Image courtesy Toronto Public Library
Recently I wrote about saving historic houses and buildings and making sure there was a reason to use these facilities. One of the other things to save is our natural history – our animals, wildlife, birds, vegetation, trees, etc.
Not being a naturalist or an expert on wildlife, I bow to those who wish to preserve our local natural sites and their inhabitants. I know many people dislike squirrels, raccoons, coyotes, mosquitoes, bats, snakes, and so on, but these are things we have to live with and preserve, one way or another.
There have been and are many people who have dedicated their lives to protecting our natural areas and wildlife. For them I have the utmost respect.
One who has passed on was one of the great naturalists of Canada. Fred Bodsworth was a Beacher. Fred took me on a walk many years ago and showed me different types of trees. I, being a neophyte in these matters, was in awe of the knowledge of this person, who told me about the trees in a way accessible to everyone.
A year or so later Fred took me early in the morning to the Glen Stewart ravine. There were several other people, some with binoculars. Fred motioned to me to be silent and whispered, “Gene, keep your ears and eyes open.” He pointed to a distant bird in the sky, while the group looked at this migratory bird.
This group of naturalists opened my eyes, ears, and my mind to a whole new world I had never imagined. I could hear sounds I had never heard before, because I was never quiet enough.
Fred wrote many articles, pamphlets and books about wildlife and nature. He built a legacy here in the Beach and East End, teaching about wildlife and nature so that even I could understand. His works continue!
Another person who was raised in the Beach was, among other achievements, the best-known authority on the monarch butterfly, Dr. Fred Urquhart.
His childhood home was near a pond close to Kew Beach Public School, and he was entranced by frogs, insects and other creatures of what was called Raines’ Pond, a part of Ashbridges Bay below Queen Street.
This young boy started an education here that has become an inspiration to thousands of naturalists.
Much has been written about Urquhart and his many accomplishments. I would like to focus on just one: tracing the journey of the monarch butterfly. Urquhart and his wife were fascinated by monarch butterflies and the migratory paths that they took through the continent. They spent many years tracking the butterflies wherever they flew: Canada, the US, and Mexico.
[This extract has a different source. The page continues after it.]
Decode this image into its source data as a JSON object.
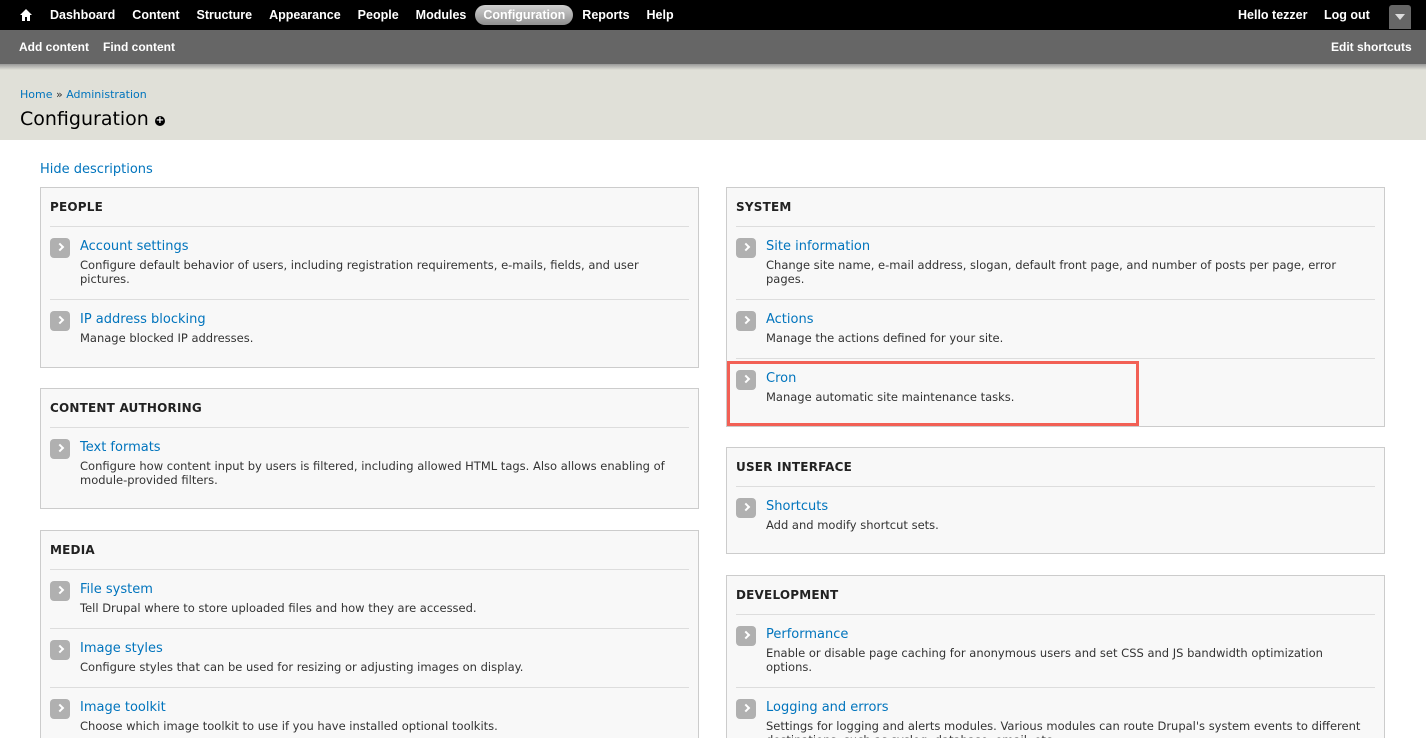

They pioneered the idea of banding these creatures and formed an association with other interested parties across the continent who reported back to Urquhart.
I want to remind readers about another friend of the natural world from the East End: John McPherson Ross, an avid amateur horticulturist and portrait artist who studied under George Leslie (of Leslieville fame).
Ross lived in Balmy Beach for many years and was a founding member of the Balmy Beach Club. He was also the mayor of the town of East Toronto. As a politician he was the person to introduced Arbour Day to the schools. That is to say, he planted the seeds of love of trees in children.
Ross planted hundreds of trees well over 100 years ago. Many of these trees are still standing and a lot of what we know about the history of the trees in Leslieville, the Beach and the ravines was informed by Ross.
I am running out of time and space to write more about these past naturalists so I will write more again at a later date. We still have some great organizations and people dedicated to the cause of preserving our natural history and wildlife. The field naturalists are in a class of their own: Bob Kortright, some of our own Beach Metro columnists, our Beach Garden Club members who have toiled so many years.
Remember our wildlife. Please write to me through Beach Metro News or phone me with any way to help preserve our history and natural history.